→ Exercise requirements:
With all images left out, restate the records below exactly as written.

→ Data for review:
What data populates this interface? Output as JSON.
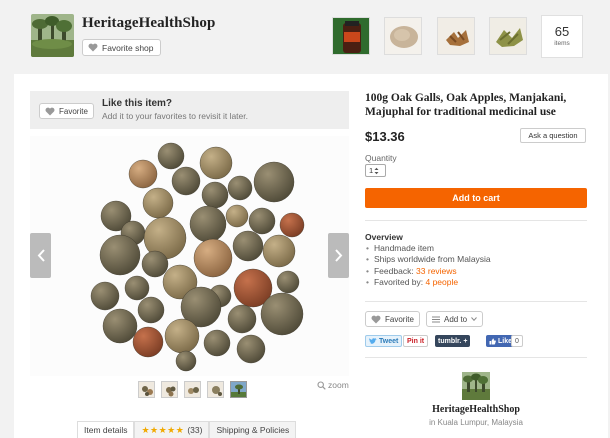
{
  "header": {
    "shop_name": "HeritageHealthShop",
    "favorite_shop_label": "Favorite shop",
    "items_count": "65",
    "items_label": "items"
  },
  "like_bar": {
    "favorite_label": "Favorite",
    "title": "Like this item?",
    "subtitle": "Add it to your favorites to revisit it later."
  },
  "gallery": {
    "zoom_label": "zoom",
    "thumbnail_count": 5,
    "active_thumbnail": 5
  },
  "tabs": {
    "item_details": "Item details",
    "rating_stars": "★★★★★",
    "rating_value": 5,
    "reviews_count": "(33)",
    "shipping": "Shipping & Policies"
  },
  "listing": {
    "title": "100g Oak Galls, Oak Apples, Manjakani, Majuphal for traditional medicinal use",
    "price": "$13.36",
    "ask_question_label": "Ask a question",
    "quantity_label": "Quantity",
    "quantity_value": "1",
    "add_to_cart_label": "Add to cart"
  },
  "overview": {
    "title": "Overview",
    "item_1": "Handmade item",
    "item_2": "Ships worldwide from Malaysia",
    "feedback_prefix": "Feedback: ",
    "feedback_link": "33 reviews",
    "favorited_prefix": "Favorited by: ",
    "favorited_link": "4 people"
  },
  "actions": {
    "favorite_label": "Favorite",
    "add_to_label": "Add to"
  },
  "social": {
    "tweet": "Tweet",
    "pinit": "Pin it",
    "tumblr": "tumblr.",
    "tumblr_plus": "+",
    "like": "Like",
    "like_count": "0"
  },
  "seller": {
    "name": "HeritageHealthShop",
    "location_prefix": "in ",
    "location": "Kuala Lumpur, Malaysia"
  },
  "colors": {
    "accent": "#f56400",
    "star": "#f1a900",
    "twitter": "#55acee",
    "pinterest": "#cb2027",
    "tumblr": "#35465c",
    "facebook": "#4267b2"
  }
}
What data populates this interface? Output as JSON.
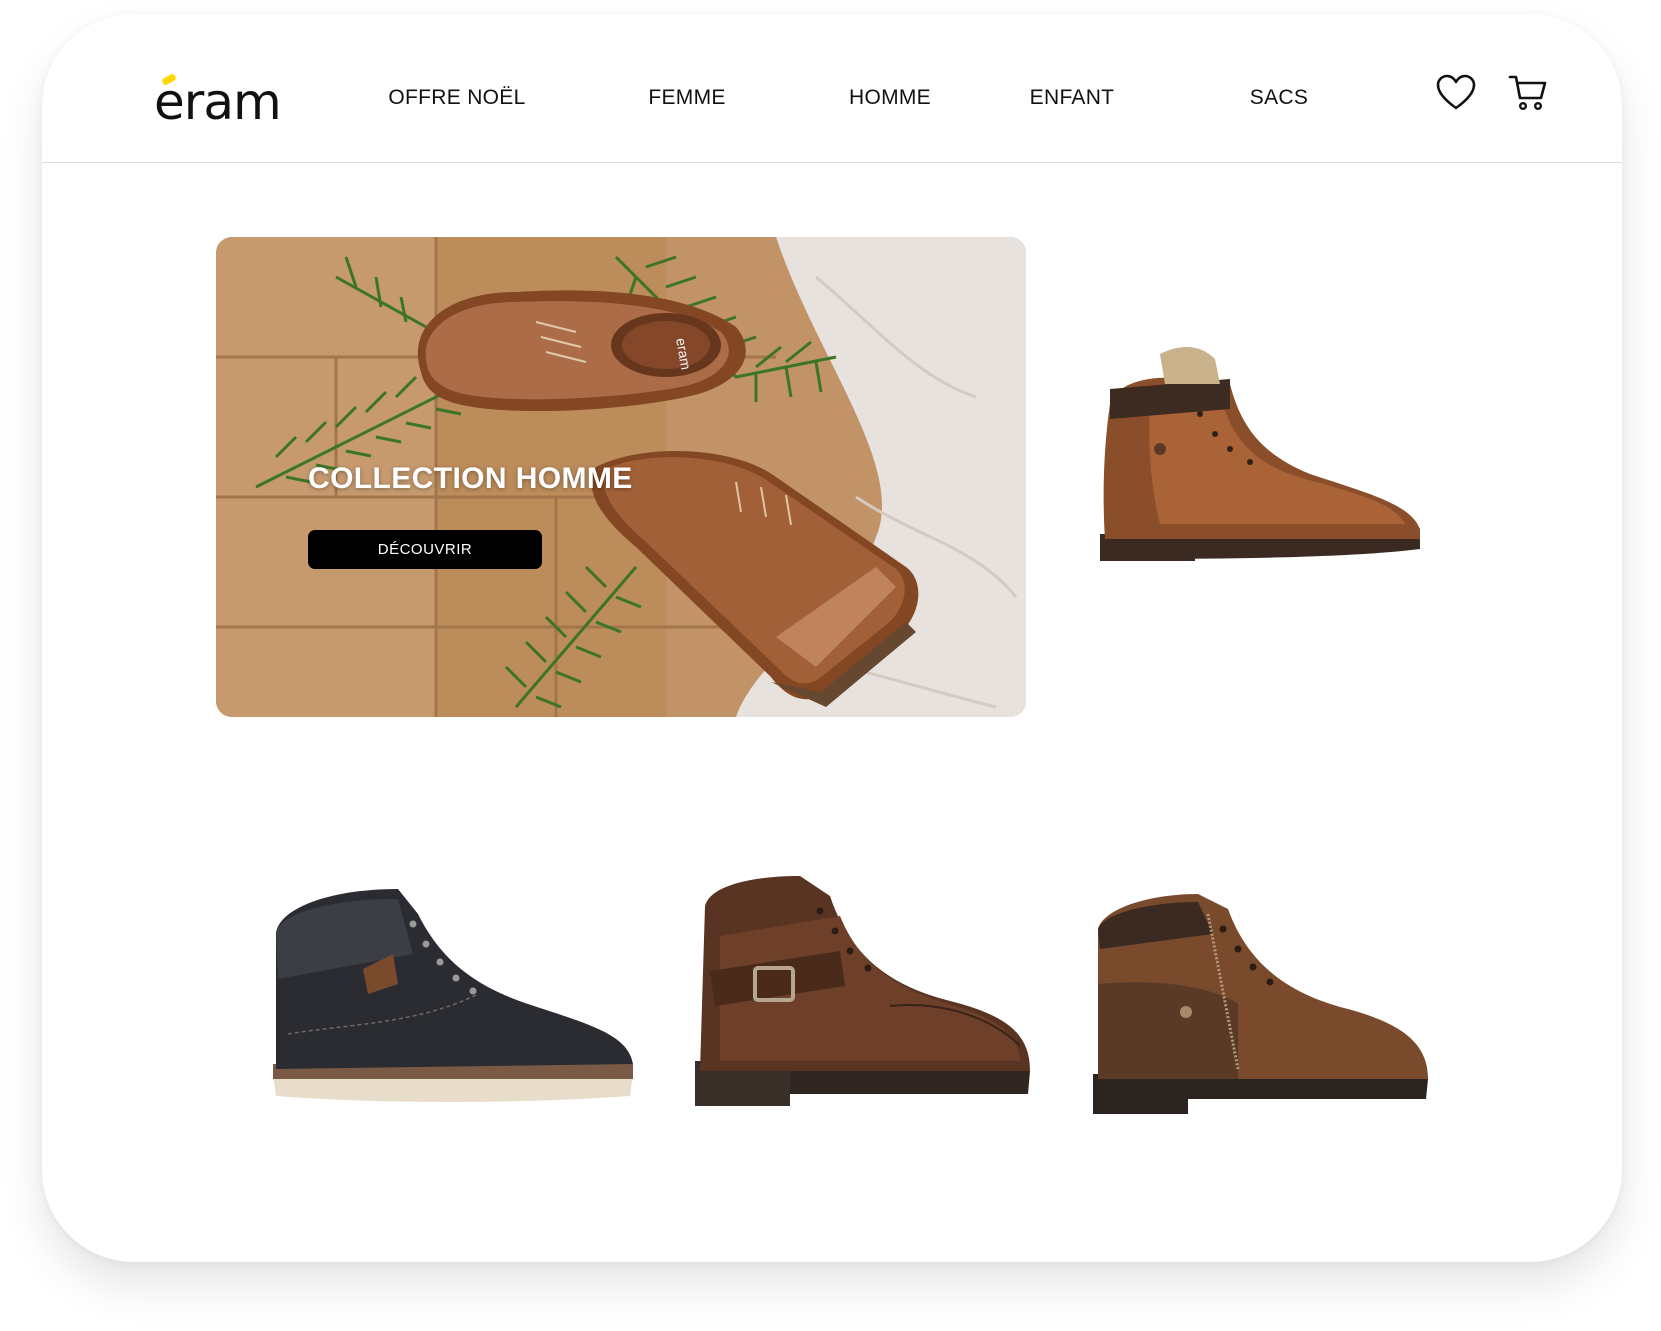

→ Completed task:
What data populates this interface? Output as JSON.
{
  "header": {
    "shop_name": "HeritageHealthShop",
    "favorite_shop_label": "Favorite shop",
    "items_count": "65",
    "items_label": "items"
  },
  "like_bar": {
    "favorite_label": "Favorite",
    "title": "Like this item?",
    "subtitle": "Add it to your favorites to revisit it later."
  },
  "gallery": {
    "zoom_label": "zoom",
    "thumbnail_count": 5,
    "active_thumbnail": 5
  },
  "tabs": {
    "item_details": "Item details",
    "rating_stars": "★★★★★",
    "rating_value": 5,
    "reviews_count": "(33)",
    "shipping": "Shipping & Policies"
  },
  "listing": {
    "title": "100g Oak Galls, Oak Apples, Manjakani, Majuphal for traditional medicinal use",
    "price": "$13.36",
    "ask_question_label": "Ask a question",
    "quantity_label": "Quantity",
    "quantity_value": "1",
    "add_to_cart_label": "Add to cart"
  },
  "overview": {
    "title": "Overview",
    "item_1": "Handmade item",
    "item_2": "Ships worldwide from Malaysia",
    "feedback_prefix": "Feedback: ",
    "feedback_link": "33 reviews",
    "favorited_prefix": "Favorited by: ",
    "favorited_link": "4 people"
  },
  "actions": {
    "favorite_label": "Favorite",
    "add_to_label": "Add to"
  },
  "social": {
    "tweet": "Tweet",
    "pinit": "Pin it",
    "tumblr": "tumblr.",
    "tumblr_plus": "+",
    "like": "Like",
    "like_count": "0"
  },
  "seller": {
    "name": "HeritageHealthShop",
    "location_prefix": "in ",
    "location": "Kuala Lumpur, Malaysia"
  },
  "colors": {
    "accent": "#f56400",
    "star": "#f1a900",
    "twitter": "#55acee",
    "pinterest": "#cb2027",
    "tumblr": "#35465c",
    "facebook": "#4267b2"
  }
}
What data populates this interface? Output as JSON.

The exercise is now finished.